**INSTRUCTIONS FOR THE TASK**: Tally the lines in the following entries that include the word "title"; state only the total.

**EXTRACTED MATERIAL**:
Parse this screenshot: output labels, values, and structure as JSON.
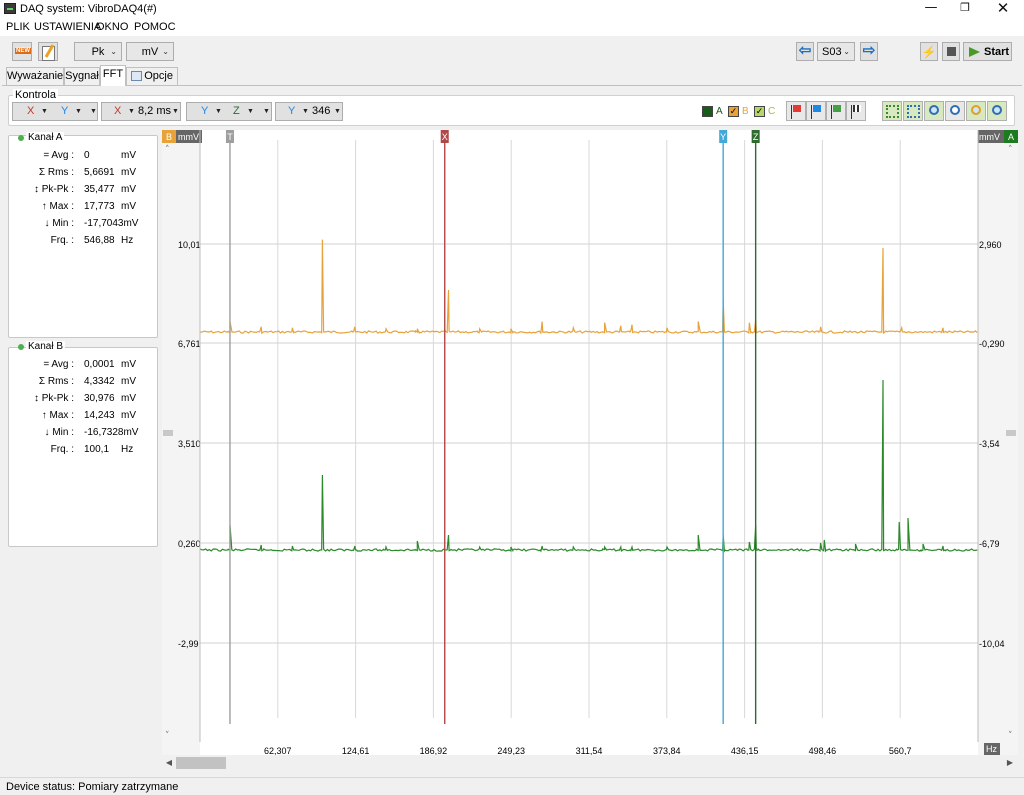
{
  "window": {
    "title": "DAQ system:  VibroDAQ4(#)",
    "min_glyph": "—",
    "max_glyph": "❐",
    "close_glyph": "✕"
  },
  "menu": [
    "PLIK",
    "USTAWIENIA",
    "OKNO",
    "POMOC"
  ],
  "toolbar": {
    "mode_select": "Pk",
    "unit_select": "mV",
    "record_select": "S03",
    "start_label": "Start"
  },
  "tabs": [
    {
      "label": "Wyważanie",
      "active": false
    },
    {
      "label": "Sygnał",
      "active": false
    },
    {
      "label": "FFT",
      "active": true
    },
    {
      "label": "Opcje",
      "active": false
    }
  ],
  "kontrola": {
    "label": "Kontrola",
    "cursor_groups": [
      {
        "items": [
          "X",
          "Y"
        ]
      },
      {
        "items": [
          "X"
        ],
        "value": "8,2 ms"
      },
      {
        "items": [
          "Y",
          "Z"
        ]
      },
      {
        "items": [
          "Y"
        ],
        "value": "346"
      }
    ],
    "channel_toggles": [
      {
        "label": "A",
        "color": "#1a5a1a",
        "checked": false
      },
      {
        "label": "B",
        "color": "#e8a23a",
        "checked": true
      },
      {
        "label": "C",
        "color": "#b5d86a",
        "checked": true
      }
    ],
    "flag_colors": [
      "#e53935",
      "#1e88e5",
      "#43a047",
      "#555555"
    ]
  },
  "channel_a": {
    "title": "Kanał A",
    "stats": [
      {
        "label": "= Avg :",
        "value": "0",
        "unit": "mV"
      },
      {
        "label": "Σ Rms :",
        "value": "5,6691",
        "unit": "mV"
      },
      {
        "label": "↕ Pk-Pk :",
        "value": "35,477",
        "unit": "mV"
      },
      {
        "label": "↑ Max :",
        "value": "17,773",
        "unit": "mV"
      },
      {
        "label": "↓ Min :",
        "value": "-17,7043mV",
        "unit": ""
      },
      {
        "label": "Frq. :",
        "value": "546,88",
        "unit": "Hz"
      }
    ]
  },
  "channel_b": {
    "title": "Kanał B",
    "stats": [
      {
        "label": "= Avg :",
        "value": "0,0001",
        "unit": "mV"
      },
      {
        "label": "Σ Rms :",
        "value": "4,3342",
        "unit": "mV"
      },
      {
        "label": "↕ Pk-Pk :",
        "value": "30,976",
        "unit": "mV"
      },
      {
        "label": "↑ Max :",
        "value": "14,243",
        "unit": "mV"
      },
      {
        "label": "↓ Min :",
        "value": "-16,7328mV",
        "unit": ""
      },
      {
        "label": "Frq. :",
        "value": "100,1",
        "unit": "Hz"
      }
    ]
  },
  "chart_data": {
    "type": "line",
    "left_axis": {
      "badge": "B",
      "unit": "mmV",
      "badge_color": "#e8a23a",
      "ticks": [
        "10,01",
        "6,761",
        "3,510",
        "0,260",
        "-2,99"
      ]
    },
    "right_axis": {
      "badge": "A",
      "unit": "mmV",
      "badge_color": "#1e7a1e",
      "ticks": [
        "2,960",
        "-0,290",
        "-3,54",
        "-6,79",
        "-10,04"
      ]
    },
    "x_unit": "Hz",
    "x_ticks": [
      "62,307",
      "124,61",
      "186,92",
      "249,23",
      "311,54",
      "373,84",
      "436,15",
      "498,46",
      "560,7"
    ],
    "x_range": [
      0,
      623.07
    ],
    "cursor_markers": [
      {
        "label": "T",
        "x": 24,
        "color": "#9e9e9e"
      },
      {
        "label": "X",
        "x": 196,
        "color": "#b04848"
      },
      {
        "label": "Y",
        "x": 419,
        "color": "#42a8d8"
      },
      {
        "label": "Z",
        "x": 445,
        "color": "#2e6b2e"
      }
    ],
    "series": [
      {
        "color": "#e8a23a",
        "peaks": [
          [
            24,
            1.0
          ],
          [
            49,
            0.5
          ],
          [
            74,
            0.4
          ],
          [
            98,
            8.8
          ],
          [
            124,
            0.5
          ],
          [
            149,
            0.3
          ],
          [
            174,
            0.3
          ],
          [
            199,
            4.0
          ],
          [
            224,
            0.3
          ],
          [
            249,
            0.3
          ],
          [
            274,
            1.0
          ],
          [
            299,
            0.4
          ],
          [
            324,
            0.9
          ],
          [
            337,
            0.6
          ],
          [
            346,
            0.7
          ],
          [
            374,
            0.4
          ],
          [
            399,
            1.0
          ],
          [
            419,
            3.0
          ],
          [
            440,
            0.9
          ],
          [
            445,
            1.2
          ],
          [
            497,
            0.5
          ],
          [
            547,
            8.0
          ],
          [
            562,
            0.4
          ],
          [
            595,
            0.4
          ]
        ],
        "baseline": 7.0
      },
      {
        "color": "#2a8a2a",
        "peaks": [
          [
            24,
            2.5
          ],
          [
            49,
            0.5
          ],
          [
            74,
            0.4
          ],
          [
            98,
            7.5
          ],
          [
            124,
            0.4
          ],
          [
            149,
            0.3
          ],
          [
            174,
            0.9
          ],
          [
            199,
            1.5
          ],
          [
            224,
            0.3
          ],
          [
            249,
            0.3
          ],
          [
            274,
            0.4
          ],
          [
            299,
            0.3
          ],
          [
            324,
            0.3
          ],
          [
            337,
            0.3
          ],
          [
            346,
            0.3
          ],
          [
            374,
            0.3
          ],
          [
            399,
            1.5
          ],
          [
            419,
            1.5
          ],
          [
            440,
            0.8
          ],
          [
            445,
            2.5
          ],
          [
            497,
            0.7
          ],
          [
            500,
            1.0
          ],
          [
            525,
            0.6
          ],
          [
            547,
            17.0
          ],
          [
            560,
            2.8
          ],
          [
            567,
            3.2
          ],
          [
            579,
            0.6
          ],
          [
            595,
            0.4
          ]
        ],
        "baseline": 0.0
      }
    ]
  },
  "status": {
    "text": "Device status: Pomiary zatrzymane"
  }
}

**RESULT OF THIS TASK**: 3